1. Costa Rica
Costa Rica’s national health care system, the Caja Costarricense de Seguro Social, offers nationalized health care for all of its citizens and legal residents. The World Health Organization places Costa Rica in the top rankings for life expectancy, and the United Nations ranks the country’s public health care system in the top 20 worldwide. The Caja operates 30 public hospitals, as well as 250 clinics across the country, plus 1,000 smaller units to cover rural areas.
Once their residency application is approved, expats qualify to join the Caja. They typically pay between 7% and 11% of their reported monthly income. There are no additional copays, no age restrictions and no rejection because of preexisting conditions.
The public system has a couple of downsides. Most of the staff speak only Spanish, and apps and their website do not have an English option. Wait times are long for nonemergency procedures, which prompts many expats to blend both the public and the private health care systems. Many Costa Rican doctors work in both sectors and have studied in North America or Europe, and most in the private field speak English. The country has three Joint Commission International-certified medical centers in San José.
It’s possible to purchase health insurance policies from familiar companies such as Blue Cross Blue Shield, CIGNA, BMI/Aetna or the local Costa Rican private insurance, INS, from agents there.

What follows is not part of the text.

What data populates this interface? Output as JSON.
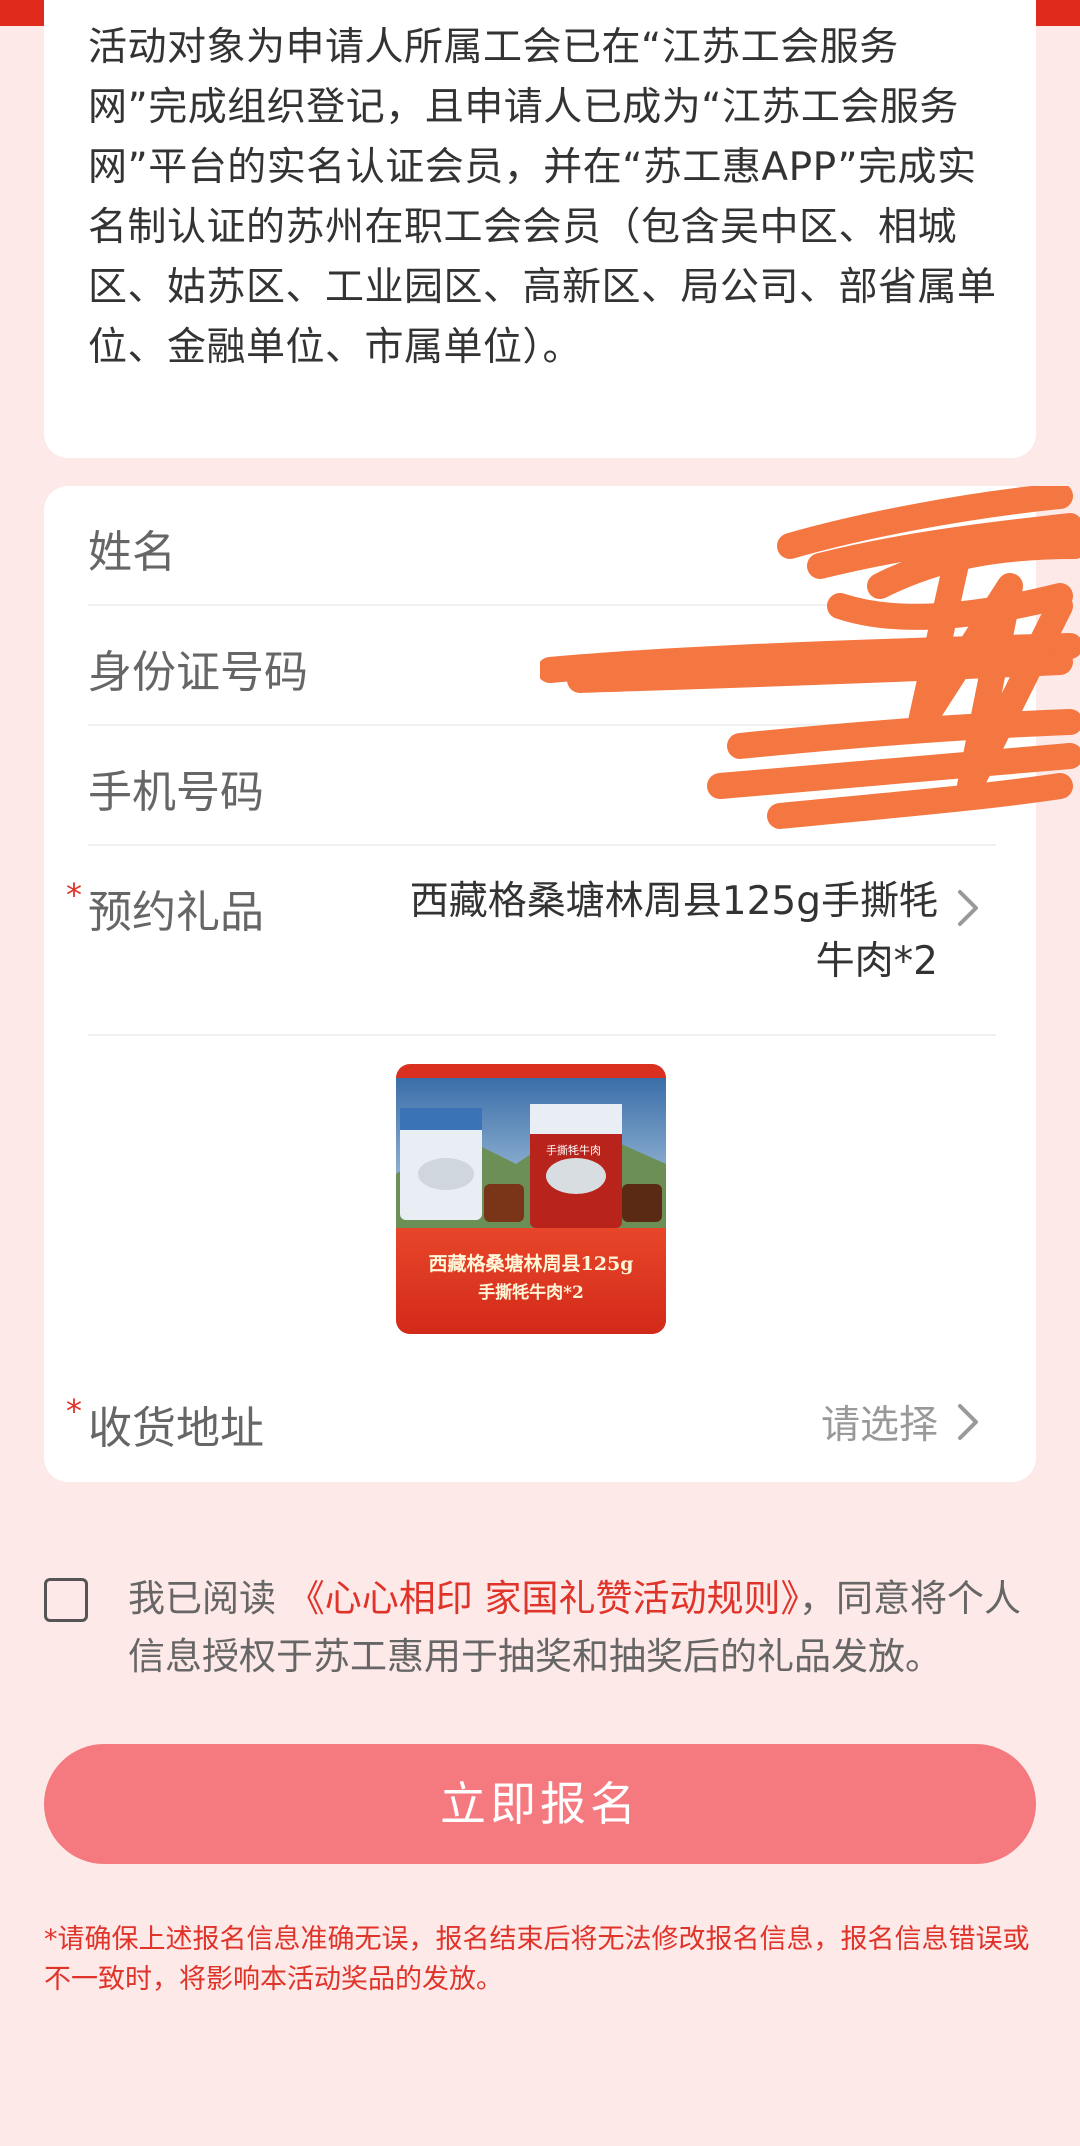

As an alternative, the country offers a private health care discount program called Medismart for as little as $14 per person per month.